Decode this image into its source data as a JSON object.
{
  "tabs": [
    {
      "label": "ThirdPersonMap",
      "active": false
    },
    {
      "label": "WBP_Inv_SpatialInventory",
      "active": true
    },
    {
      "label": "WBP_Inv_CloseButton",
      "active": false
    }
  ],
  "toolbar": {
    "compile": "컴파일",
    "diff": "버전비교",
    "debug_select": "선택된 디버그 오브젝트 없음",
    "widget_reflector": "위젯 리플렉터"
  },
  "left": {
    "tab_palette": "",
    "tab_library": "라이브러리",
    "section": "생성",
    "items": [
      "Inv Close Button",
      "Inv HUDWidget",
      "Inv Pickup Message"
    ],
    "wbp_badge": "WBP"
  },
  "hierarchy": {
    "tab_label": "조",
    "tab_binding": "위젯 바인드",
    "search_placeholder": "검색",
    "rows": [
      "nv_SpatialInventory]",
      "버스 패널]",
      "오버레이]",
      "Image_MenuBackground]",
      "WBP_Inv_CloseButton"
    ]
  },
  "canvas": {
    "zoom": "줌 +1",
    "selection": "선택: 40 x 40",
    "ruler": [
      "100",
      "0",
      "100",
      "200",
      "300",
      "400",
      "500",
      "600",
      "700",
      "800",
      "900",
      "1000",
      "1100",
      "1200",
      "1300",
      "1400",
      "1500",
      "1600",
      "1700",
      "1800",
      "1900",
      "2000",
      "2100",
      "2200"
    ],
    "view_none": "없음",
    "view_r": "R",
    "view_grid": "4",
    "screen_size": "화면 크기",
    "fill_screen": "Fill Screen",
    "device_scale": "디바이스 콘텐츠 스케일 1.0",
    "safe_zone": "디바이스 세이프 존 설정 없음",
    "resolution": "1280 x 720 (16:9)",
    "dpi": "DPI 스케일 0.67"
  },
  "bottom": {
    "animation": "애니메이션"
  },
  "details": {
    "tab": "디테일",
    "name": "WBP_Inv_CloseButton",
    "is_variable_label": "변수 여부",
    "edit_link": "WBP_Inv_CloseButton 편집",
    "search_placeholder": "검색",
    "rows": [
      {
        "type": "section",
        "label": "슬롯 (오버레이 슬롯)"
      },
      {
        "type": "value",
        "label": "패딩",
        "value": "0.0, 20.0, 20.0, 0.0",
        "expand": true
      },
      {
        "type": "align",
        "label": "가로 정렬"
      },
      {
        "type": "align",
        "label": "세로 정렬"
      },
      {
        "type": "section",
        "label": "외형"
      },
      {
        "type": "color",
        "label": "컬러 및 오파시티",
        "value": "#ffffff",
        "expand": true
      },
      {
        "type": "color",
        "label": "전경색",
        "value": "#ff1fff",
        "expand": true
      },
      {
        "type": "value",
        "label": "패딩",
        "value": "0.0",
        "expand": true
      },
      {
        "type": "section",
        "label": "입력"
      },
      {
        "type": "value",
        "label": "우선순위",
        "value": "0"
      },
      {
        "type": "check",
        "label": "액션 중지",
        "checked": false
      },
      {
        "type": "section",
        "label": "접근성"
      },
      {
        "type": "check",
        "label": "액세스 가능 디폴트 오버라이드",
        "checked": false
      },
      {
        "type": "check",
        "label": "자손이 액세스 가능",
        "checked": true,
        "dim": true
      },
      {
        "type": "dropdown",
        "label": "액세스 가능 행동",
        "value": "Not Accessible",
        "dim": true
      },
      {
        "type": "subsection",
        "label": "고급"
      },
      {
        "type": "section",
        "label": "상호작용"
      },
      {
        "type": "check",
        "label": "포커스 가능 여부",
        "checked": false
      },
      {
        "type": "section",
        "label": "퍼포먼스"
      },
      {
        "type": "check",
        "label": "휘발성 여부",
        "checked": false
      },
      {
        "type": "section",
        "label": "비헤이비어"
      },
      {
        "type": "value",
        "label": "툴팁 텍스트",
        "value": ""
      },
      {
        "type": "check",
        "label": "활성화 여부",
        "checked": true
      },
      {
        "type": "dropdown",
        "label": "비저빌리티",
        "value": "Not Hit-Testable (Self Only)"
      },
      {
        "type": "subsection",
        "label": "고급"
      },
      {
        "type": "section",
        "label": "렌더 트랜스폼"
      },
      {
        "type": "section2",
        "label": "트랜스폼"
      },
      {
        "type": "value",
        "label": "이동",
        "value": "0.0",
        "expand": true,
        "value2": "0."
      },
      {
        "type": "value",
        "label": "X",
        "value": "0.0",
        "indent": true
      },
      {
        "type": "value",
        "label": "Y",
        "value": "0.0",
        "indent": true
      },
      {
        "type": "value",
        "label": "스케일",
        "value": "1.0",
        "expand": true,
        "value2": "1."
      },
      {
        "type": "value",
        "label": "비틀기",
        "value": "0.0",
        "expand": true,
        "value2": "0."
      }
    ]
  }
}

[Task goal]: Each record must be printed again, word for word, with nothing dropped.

[Written answer]:
Decode this image into its source data as a JSON object.
{
  "tabs": [
    {
      "label": "ThirdPersonMap",
      "active": false
    },
    {
      "label": "WBP_Inv_SpatialInventory",
      "active": true
    },
    {
      "label": "WBP_Inv_CloseButton",
      "active": false
    }
  ],
  "toolbar": {
    "compile": "컴파일",
    "diff": "버전비교",
    "debug_select": "선택된 디버그 오브젝트 없음",
    "widget_reflector": "위젯 리플렉터"
  },
  "left": {
    "tab_palette": "",
    "tab_library": "라이브러리",
    "section": "생성",
    "items": [
      "Inv Close Button",
      "Inv HUDWidget",
      "Inv Pickup Message"
    ],
    "wbp_badge": "WBP"
  },
  "hierarchy": {
    "tab_label": "조",
    "tab_binding": "위젯 바인드",
    "search_placeholder": "검색",
    "rows": [
      "nv_SpatialInventory]",
      "버스 패널]",
      "오버레이]",
      "Image_MenuBackground]",
      "WBP_Inv_CloseButton"
    ]
  },
  "canvas": {
    "zoom": "줌 +1",
    "selection": "선택: 40 x 40",
    "ruler": [
      "100",
      "0",
      "100",
      "200",
      "300",
      "400",
      "500",
      "600",
      "700",
      "800",
      "900",
      "1000",
      "1100",
      "1200",
      "1300",
      "1400",
      "1500",
      "1600",
      "1700",
      "1800",
      "1900",
      "2000",
      "2100",
      "2200"
    ],
    "view_none": "없음",
    "view_r": "R",
    "view_grid": "4",
    "screen_size": "화면 크기",
    "fill_screen": "Fill Screen",
    "device_scale": "디바이스 콘텐츠 스케일 1.0",
    "safe_zone": "디바이스 세이프 존 설정 없음",
    "resolution": "1280 x 720 (16:9)",
    "dpi": "DPI 스케일 0.67"
  },
  "bottom": {
    "animation": "애니메이션"
  },
  "details": {
    "tab": "디테일",
    "name": "WBP_Inv_CloseButton",
    "is_variable_label": "변수 여부",
    "edit_link": "WBP_Inv_CloseButton 편집",
    "search_placeholder": "검색",
    "rows": [
      {
        "type": "section",
        "label": "슬롯 (오버레이 슬롯)"
      },
      {
        "type": "value",
        "label": "패딩",
        "value": "0.0, 20.0, 20.0, 0.0",
        "expand": true
      },
      {
        "type": "align",
        "label": "가로 정렬"
      },
      {
        "type": "align",
        "label": "세로 정렬"
      },
      {
        "type": "section",
        "label": "외형"
      },
      {
        "type": "color",
        "label": "컬러 및 오파시티",
        "value": "#ffffff",
        "expand": true
      },
      {
        "type": "color",
        "label": "전경색",
        "value": "#ff1fff",
        "expand": true
      },
      {
        "type": "value",
        "label": "패딩",
        "value": "0.0",
        "expand": true
      },
      {
        "type": "section",
        "label": "입력"
      },
      {
        "type": "value",
        "label": "우선순위",
        "value": "0"
      },
      {
        "type": "check",
        "label": "액션 중지",
        "checked": false
      },
      {
        "type": "section",
        "label": "접근성"
      },
      {
        "type": "check",
        "label": "액세스 가능 디폴트 오버라이드",
        "checked": false
      },
      {
        "type": "check",
        "label": "자손이 액세스 가능",
        "checked": true,
        "dim": true
      },
      {
        "type": "dropdown",
        "label": "액세스 가능 행동",
        "value": "Not Accessible",
        "dim": true
      },
      {
        "type": "subsection",
        "label": "고급"
      },
      {
        "type": "section",
        "label": "상호작용"
      },
      {
        "type": "check",
        "label": "포커스 가능 여부",
        "checked": false
      },
      {
        "type": "section",
        "label": "퍼포먼스"
      },
      {
        "type": "check",
        "label": "휘발성 여부",
        "checked": false
      },
      {
        "type": "section",
        "label": "비헤이비어"
      },
      {
        "type": "value",
        "label": "툴팁 텍스트",
        "value": ""
      },
      {
        "type": "check",
        "label": "활성화 여부",
        "checked": true
      },
      {
        "type": "dropdown",
        "label": "비저빌리티",
        "value": "Not Hit-Testable (Self Only)"
      },
      {
        "type": "subsection",
        "label": "고급"
      },
      {
        "type": "section",
        "label": "렌더 트랜스폼"
      },
      {
        "type": "section2",
        "label": "트랜스폼"
      },
      {
        "type": "value",
        "label": "이동",
        "value": "0.0",
        "expand": true,
        "value2": "0."
      },
      {
        "type": "value",
        "label": "X",
        "value": "0.0",
        "indent": true
      },
      {
        "type": "value",
        "label": "Y",
        "value": "0.0",
        "indent": true
      },
      {
        "type": "value",
        "label": "스케일",
        "value": "1.0",
        "expand": true,
        "value2": "1."
      },
      {
        "type": "value",
        "label": "비틀기",
        "value": "0.0",
        "expand": true,
        "value2": "0."
      }
    ]
  }
}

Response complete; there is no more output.